It is important to appreciate that in examining the responses of those in the 1970s and even 1980s there is a danger of looking through a contemporary lens and applying the social mores of this decade retrospectively. In doing so there’s a risk of making a social judgement on what may now appear repugnant from a very different societal perspective in 2014.

One of the most striking and tragic features of the very many interviews with the parents of the babies involved in this investigation was the absolute conviction which each of them held that no matter how small a quantity of ashes were actually the remains of the body of their child they would still have wished to have had the right to make a decision about the disposal of ashes.

Many other parents felt that even if it could not be shown that any element of their child was present in the ashes, they would still have cherished the opportunity to have the ashes of the coffin, blanket or toy which had been in contact with the baby or formed part of the baby’s last resting place.

A technical approach, even if it has been shown to proceed on a mistaken premise, fails to appreciate that for many parents there is a profound need to have a focal point for their grief.

The great tragedy of the outcome of the vast majority of baby cremations at Mortonhall is that so many parents were told there would be, and were, no remains following the cremation of their baby and they accepted those explanations in good faith.

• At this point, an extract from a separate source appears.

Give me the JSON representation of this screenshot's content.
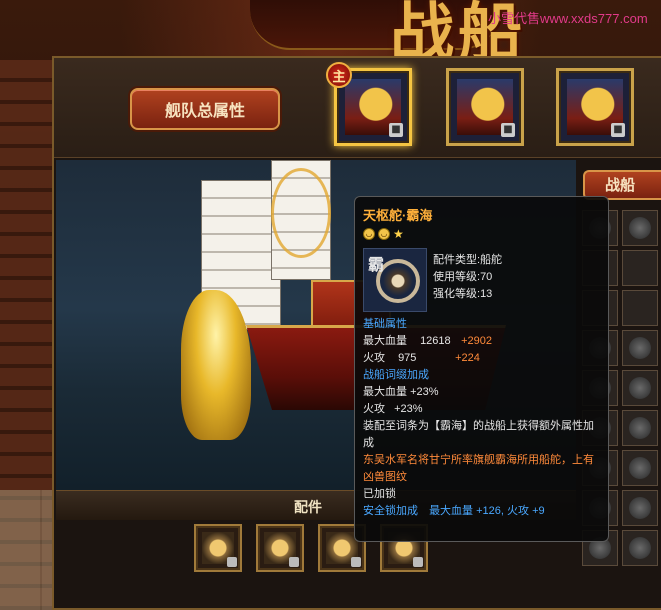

The outcome of this investigation will cause more pain and distress for most of the parents of the 253 babies who are subject of this investigation. It cannot be said with any certainty what remains of which babies are interred in the Garden of Remembrance.

The only baby remains that can be said to be in the Garden of Remembrance are those of the non-viable foetuses which were the subject of a communal cremation in 2013. Some others are also there but it is unknown which of the babies are there nor can it ever be known.